*** Opening Entries shown ***

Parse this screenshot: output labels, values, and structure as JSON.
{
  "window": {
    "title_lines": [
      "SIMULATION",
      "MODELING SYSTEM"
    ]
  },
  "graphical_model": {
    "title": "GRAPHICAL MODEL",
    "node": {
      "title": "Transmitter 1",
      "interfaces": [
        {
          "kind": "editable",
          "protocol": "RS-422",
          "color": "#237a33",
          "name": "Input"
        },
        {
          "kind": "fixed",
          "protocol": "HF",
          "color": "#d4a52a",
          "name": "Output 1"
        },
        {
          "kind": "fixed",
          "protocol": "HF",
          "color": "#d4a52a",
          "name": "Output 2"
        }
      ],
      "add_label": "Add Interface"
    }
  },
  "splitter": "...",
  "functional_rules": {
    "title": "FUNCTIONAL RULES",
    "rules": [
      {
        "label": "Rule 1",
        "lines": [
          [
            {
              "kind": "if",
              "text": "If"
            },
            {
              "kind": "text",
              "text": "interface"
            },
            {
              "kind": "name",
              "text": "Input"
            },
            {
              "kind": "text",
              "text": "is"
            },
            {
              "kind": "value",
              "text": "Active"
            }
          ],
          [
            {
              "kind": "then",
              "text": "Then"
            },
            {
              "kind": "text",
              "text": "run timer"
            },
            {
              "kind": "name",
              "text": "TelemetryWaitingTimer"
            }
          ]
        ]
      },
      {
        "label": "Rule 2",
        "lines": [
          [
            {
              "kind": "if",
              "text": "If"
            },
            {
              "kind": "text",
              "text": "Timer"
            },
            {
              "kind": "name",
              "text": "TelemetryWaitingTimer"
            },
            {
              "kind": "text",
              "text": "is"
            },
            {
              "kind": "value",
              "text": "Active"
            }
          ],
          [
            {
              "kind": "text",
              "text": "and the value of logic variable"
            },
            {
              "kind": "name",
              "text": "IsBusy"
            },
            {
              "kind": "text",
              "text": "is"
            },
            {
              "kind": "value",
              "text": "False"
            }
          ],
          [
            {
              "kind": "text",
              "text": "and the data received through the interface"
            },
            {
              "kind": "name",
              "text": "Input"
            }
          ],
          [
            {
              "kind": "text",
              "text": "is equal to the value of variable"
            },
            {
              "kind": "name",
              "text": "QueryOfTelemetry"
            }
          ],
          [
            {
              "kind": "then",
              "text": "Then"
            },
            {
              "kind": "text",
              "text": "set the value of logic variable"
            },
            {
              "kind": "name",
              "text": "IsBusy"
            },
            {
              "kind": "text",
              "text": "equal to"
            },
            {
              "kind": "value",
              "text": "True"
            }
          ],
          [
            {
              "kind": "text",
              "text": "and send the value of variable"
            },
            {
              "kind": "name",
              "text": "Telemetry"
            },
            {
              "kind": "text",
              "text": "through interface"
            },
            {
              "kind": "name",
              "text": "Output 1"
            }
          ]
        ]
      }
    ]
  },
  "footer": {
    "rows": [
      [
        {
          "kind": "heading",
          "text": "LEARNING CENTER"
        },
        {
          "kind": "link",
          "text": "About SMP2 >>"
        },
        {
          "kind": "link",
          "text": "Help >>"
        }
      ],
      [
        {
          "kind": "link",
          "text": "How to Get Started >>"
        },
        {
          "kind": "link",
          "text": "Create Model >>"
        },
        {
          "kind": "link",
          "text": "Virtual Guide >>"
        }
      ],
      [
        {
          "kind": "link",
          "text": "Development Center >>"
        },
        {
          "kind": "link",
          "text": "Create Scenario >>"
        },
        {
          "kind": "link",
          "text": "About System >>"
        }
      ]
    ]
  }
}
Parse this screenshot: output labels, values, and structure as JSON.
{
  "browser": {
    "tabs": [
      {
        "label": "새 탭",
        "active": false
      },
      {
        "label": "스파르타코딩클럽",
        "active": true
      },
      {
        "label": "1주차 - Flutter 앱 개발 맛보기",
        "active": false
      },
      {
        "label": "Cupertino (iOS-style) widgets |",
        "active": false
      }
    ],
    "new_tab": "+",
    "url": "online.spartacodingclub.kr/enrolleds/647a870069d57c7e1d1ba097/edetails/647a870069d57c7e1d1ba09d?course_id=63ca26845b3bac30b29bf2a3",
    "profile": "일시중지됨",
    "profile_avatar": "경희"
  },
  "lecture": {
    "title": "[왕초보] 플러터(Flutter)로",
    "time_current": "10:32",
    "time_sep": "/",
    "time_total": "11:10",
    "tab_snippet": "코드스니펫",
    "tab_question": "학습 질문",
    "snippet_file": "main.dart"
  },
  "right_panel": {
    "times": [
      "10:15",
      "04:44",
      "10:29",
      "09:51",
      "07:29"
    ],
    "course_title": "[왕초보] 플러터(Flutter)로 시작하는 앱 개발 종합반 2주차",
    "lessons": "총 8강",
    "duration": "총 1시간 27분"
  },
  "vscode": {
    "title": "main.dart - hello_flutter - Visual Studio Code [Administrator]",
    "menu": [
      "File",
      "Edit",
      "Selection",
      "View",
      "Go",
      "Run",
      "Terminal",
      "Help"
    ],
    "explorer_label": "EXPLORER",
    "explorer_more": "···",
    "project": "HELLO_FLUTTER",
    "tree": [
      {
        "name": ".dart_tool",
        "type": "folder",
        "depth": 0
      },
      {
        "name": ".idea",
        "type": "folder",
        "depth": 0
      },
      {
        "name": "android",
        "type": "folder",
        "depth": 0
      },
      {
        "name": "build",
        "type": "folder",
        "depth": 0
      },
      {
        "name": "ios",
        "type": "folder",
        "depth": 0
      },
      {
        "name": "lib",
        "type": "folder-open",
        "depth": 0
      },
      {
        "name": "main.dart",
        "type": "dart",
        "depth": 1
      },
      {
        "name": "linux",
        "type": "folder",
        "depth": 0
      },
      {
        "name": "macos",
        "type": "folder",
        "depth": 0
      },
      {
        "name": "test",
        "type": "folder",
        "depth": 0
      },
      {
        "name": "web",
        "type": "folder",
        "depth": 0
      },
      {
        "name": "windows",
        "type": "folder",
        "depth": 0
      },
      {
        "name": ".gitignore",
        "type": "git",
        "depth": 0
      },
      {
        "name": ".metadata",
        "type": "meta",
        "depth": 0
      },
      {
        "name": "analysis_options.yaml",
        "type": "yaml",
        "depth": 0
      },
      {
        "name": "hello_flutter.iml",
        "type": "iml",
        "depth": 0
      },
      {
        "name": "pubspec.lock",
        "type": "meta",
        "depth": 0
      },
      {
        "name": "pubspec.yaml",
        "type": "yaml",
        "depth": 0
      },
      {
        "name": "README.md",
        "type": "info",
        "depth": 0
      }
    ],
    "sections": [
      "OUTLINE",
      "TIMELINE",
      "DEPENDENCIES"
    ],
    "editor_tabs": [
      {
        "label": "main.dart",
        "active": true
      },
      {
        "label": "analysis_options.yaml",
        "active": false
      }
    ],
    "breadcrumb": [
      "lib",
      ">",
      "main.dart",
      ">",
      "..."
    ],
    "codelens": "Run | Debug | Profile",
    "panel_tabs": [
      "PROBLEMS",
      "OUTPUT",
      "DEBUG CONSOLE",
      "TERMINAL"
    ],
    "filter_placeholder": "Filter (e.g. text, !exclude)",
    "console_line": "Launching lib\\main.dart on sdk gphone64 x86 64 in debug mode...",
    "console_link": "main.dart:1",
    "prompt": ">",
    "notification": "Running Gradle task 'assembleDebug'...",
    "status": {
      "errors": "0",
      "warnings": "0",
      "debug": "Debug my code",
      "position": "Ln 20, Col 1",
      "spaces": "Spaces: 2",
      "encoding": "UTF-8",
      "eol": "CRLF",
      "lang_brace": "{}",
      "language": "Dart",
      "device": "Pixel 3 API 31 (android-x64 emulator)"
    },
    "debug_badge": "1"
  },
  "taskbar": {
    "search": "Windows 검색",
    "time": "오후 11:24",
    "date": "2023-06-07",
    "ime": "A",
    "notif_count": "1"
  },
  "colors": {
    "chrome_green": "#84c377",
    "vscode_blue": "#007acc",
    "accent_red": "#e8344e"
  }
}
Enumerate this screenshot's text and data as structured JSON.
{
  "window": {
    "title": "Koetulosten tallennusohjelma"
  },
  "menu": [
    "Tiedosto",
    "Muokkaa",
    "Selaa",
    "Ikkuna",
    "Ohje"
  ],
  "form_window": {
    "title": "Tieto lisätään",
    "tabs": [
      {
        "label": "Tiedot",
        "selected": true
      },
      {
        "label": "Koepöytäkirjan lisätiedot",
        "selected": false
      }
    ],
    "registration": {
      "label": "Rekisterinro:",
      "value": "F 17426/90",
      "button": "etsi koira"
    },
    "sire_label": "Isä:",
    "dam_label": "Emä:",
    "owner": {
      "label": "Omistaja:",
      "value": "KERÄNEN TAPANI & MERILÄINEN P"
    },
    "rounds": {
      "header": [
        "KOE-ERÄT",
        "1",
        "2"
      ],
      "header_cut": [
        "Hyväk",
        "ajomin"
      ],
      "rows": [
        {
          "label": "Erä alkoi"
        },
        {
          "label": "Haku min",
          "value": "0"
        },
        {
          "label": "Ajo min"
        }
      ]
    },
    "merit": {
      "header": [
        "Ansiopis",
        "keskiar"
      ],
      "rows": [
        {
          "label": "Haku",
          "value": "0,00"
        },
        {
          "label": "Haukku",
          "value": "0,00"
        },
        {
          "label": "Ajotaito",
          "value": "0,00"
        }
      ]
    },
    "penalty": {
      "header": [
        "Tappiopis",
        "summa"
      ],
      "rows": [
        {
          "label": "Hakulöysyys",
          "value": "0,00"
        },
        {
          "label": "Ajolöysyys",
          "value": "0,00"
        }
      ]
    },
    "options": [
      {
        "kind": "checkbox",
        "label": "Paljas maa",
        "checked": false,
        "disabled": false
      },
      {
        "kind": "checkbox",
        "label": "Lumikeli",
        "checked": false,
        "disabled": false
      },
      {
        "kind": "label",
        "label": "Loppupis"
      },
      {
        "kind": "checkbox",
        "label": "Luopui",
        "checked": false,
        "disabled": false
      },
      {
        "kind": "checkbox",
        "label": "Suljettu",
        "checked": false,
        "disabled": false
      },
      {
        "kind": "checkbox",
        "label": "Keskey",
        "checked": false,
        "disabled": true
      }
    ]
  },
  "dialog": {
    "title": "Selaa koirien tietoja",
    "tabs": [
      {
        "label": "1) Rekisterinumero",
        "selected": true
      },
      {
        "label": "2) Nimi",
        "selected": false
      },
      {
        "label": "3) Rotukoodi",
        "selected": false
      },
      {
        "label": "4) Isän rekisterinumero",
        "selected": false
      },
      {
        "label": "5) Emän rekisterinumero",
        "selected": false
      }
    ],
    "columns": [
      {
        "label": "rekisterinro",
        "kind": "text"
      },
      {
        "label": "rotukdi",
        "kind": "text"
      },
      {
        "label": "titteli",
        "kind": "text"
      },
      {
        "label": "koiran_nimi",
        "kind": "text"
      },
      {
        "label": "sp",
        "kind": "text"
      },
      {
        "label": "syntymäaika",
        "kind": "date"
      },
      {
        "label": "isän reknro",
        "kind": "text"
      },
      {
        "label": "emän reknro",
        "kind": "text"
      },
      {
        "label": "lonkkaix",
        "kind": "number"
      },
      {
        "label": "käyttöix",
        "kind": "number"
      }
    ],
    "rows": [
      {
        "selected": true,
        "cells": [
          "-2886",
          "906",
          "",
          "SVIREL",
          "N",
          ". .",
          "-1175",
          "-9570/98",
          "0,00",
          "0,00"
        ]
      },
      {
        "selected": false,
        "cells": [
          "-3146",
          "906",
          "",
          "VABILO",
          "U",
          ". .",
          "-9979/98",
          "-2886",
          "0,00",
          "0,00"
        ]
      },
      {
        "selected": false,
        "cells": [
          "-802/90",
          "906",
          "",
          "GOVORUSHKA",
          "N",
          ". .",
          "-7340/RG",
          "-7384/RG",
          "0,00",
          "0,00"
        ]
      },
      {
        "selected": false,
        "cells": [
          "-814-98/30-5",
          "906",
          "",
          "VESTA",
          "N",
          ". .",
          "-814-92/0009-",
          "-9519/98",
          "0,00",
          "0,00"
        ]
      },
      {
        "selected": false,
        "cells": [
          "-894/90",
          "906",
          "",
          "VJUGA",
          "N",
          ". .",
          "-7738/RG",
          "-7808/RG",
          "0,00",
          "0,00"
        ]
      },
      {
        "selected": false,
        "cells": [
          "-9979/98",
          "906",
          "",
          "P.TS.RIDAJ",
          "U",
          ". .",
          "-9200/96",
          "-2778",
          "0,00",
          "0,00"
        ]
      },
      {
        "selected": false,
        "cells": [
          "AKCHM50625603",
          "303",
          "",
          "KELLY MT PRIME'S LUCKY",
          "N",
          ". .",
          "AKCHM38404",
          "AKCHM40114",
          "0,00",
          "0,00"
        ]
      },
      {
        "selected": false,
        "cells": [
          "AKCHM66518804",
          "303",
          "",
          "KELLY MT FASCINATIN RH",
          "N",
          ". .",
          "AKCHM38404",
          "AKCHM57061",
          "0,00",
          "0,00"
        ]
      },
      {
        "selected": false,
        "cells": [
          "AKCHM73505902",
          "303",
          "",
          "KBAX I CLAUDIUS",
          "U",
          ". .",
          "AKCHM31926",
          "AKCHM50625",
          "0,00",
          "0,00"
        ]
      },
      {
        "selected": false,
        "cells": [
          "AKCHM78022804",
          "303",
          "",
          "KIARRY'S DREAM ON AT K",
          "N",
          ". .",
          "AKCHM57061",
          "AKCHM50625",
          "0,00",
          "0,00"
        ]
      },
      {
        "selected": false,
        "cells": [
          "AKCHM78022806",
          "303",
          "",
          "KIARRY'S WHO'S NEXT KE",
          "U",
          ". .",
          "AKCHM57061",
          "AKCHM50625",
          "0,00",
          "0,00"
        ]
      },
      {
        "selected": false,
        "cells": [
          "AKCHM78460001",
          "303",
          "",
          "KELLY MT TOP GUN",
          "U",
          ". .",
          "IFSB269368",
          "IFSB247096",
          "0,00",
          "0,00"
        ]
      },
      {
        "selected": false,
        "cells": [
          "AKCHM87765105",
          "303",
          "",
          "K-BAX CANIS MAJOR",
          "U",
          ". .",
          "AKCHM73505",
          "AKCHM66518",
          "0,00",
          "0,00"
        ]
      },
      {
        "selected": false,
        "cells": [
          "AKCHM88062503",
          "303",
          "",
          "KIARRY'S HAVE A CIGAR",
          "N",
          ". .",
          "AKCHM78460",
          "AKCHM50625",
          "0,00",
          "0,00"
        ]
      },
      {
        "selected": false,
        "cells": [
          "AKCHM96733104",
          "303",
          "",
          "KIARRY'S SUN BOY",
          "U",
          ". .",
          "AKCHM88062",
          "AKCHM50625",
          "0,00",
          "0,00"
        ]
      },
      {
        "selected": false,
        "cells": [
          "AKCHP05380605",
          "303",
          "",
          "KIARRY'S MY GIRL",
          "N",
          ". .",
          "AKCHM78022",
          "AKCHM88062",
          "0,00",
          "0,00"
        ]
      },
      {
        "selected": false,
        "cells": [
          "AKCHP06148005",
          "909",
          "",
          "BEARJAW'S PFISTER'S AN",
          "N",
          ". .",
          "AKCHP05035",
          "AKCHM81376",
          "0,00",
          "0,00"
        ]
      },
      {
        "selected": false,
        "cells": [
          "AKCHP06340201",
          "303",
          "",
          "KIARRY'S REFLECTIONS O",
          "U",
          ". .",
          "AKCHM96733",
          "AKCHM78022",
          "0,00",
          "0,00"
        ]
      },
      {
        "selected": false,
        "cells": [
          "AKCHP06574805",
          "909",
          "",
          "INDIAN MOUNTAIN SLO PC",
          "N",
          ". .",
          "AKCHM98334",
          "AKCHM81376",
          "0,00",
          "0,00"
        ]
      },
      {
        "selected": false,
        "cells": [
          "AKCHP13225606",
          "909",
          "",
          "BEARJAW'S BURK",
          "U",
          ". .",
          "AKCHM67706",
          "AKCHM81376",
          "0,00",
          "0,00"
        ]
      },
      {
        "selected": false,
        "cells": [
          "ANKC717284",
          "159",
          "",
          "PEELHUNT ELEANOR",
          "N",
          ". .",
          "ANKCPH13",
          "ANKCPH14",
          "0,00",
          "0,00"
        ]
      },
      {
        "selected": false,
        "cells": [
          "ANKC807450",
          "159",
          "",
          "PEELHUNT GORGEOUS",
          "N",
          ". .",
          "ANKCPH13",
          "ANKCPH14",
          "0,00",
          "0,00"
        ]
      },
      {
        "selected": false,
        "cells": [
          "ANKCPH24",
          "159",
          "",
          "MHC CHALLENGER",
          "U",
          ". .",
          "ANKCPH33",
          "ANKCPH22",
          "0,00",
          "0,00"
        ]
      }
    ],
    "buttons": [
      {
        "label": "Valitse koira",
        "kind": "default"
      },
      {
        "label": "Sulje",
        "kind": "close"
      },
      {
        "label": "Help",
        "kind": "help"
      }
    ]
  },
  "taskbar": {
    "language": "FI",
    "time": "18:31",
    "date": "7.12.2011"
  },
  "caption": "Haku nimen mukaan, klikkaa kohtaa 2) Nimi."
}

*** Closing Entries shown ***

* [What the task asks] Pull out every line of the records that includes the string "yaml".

* [Expected answer]
        "name": "analysis_options.yaml",
        "type": "yaml",
        "name": "pubspec.yaml",
        "type": "yaml",
        "label": "analysis_options.yaml",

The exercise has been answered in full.